* **Exercise aim**
Word for word, reproduce all entries below, leaving every picture out.

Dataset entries
* * * * *

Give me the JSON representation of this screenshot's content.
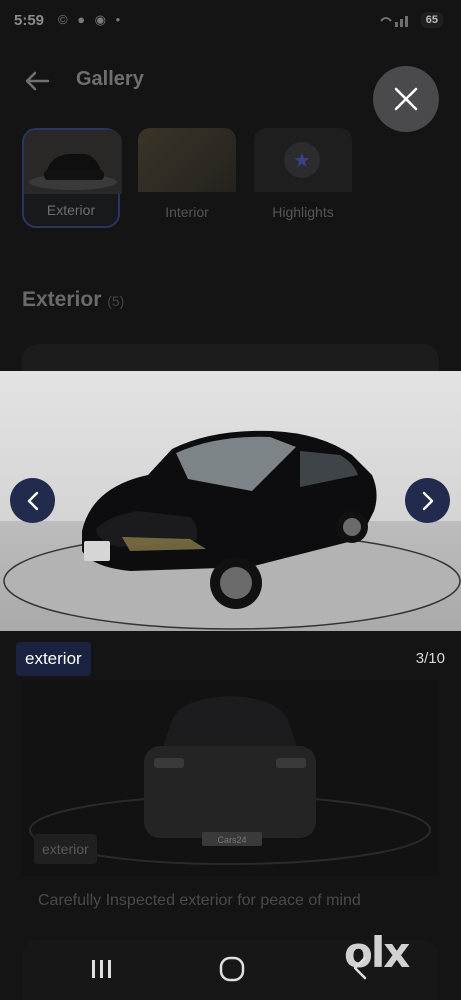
{
  "status_bar": {
    "time": "5:59",
    "notification_icons": "© ● ◉ •",
    "battery": "65"
  },
  "header": {
    "title": "Gallery"
  },
  "tabs": [
    {
      "label": "Exterior",
      "active": true
    },
    {
      "label": "Interior",
      "active": false
    },
    {
      "label": "Highlights",
      "active": false
    }
  ],
  "section": {
    "title": "Exterior",
    "count": "(5)"
  },
  "viewer": {
    "caption": "exterior",
    "counter": "3/10"
  },
  "card": {
    "badge": "exterior",
    "caption": "Carefully Inspected exterior for peace of mind",
    "plate": "Cars24"
  },
  "watermark": {
    "text": "olx"
  },
  "colors": {
    "accent": "#222a4d",
    "badge": "#1b2240"
  }
}
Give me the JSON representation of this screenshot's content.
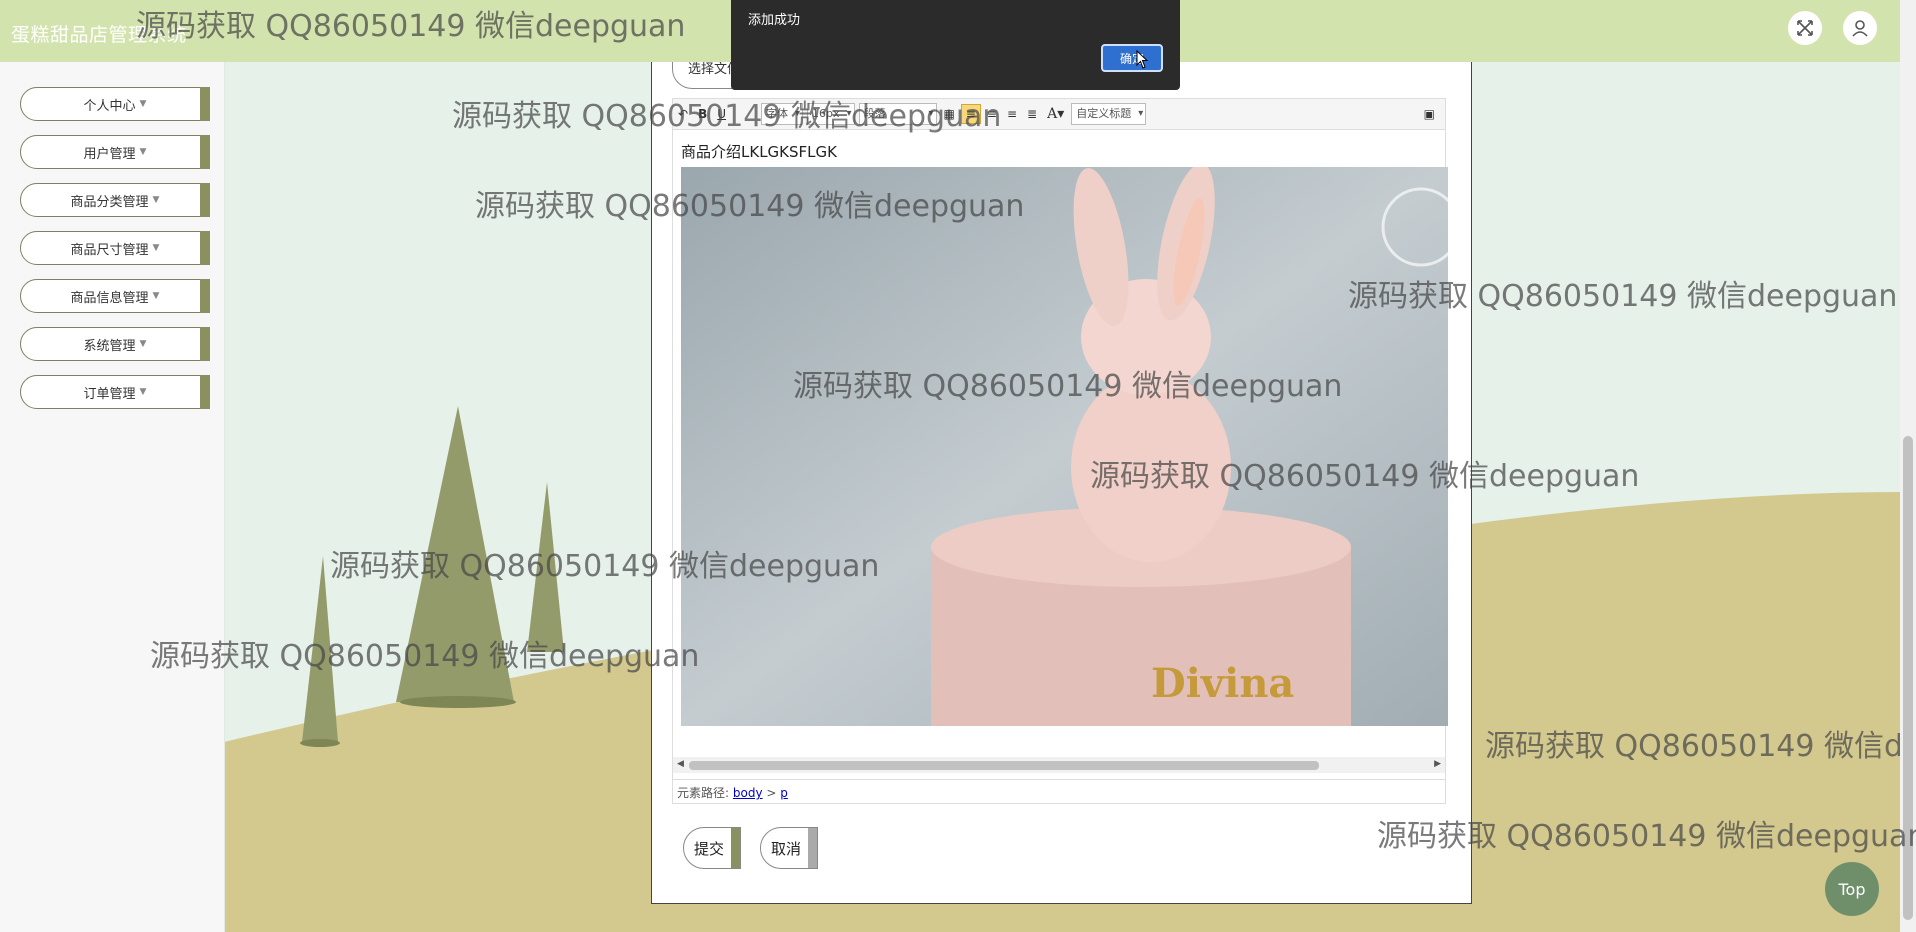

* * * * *

* **Your response**
Give me the JSON representation of this screenshot's content.
{
  "status_bar": {
    "time": "5:59",
    "notification_icons": "© ● ◉ •",
    "battery": "65"
  },
  "header": {
    "title": "Gallery"
  },
  "tabs": [
    {
      "label": "Exterior",
      "active": true
    },
    {
      "label": "Interior",
      "active": false
    },
    {
      "label": "Highlights",
      "active": false
    }
  ],
  "section": {
    "title": "Exterior",
    "count": "(5)"
  },
  "viewer": {
    "caption": "exterior",
    "counter": "3/10"
  },
  "card": {
    "badge": "exterior",
    "caption": "Carefully Inspected exterior for peace of mind",
    "plate": "Cars24"
  },
  "watermark": {
    "text": "olx"
  },
  "colors": {
    "accent": "#222a4d",
    "badge": "#1b2240"
  }
}
Give me the JSON representation of this screenshot's content.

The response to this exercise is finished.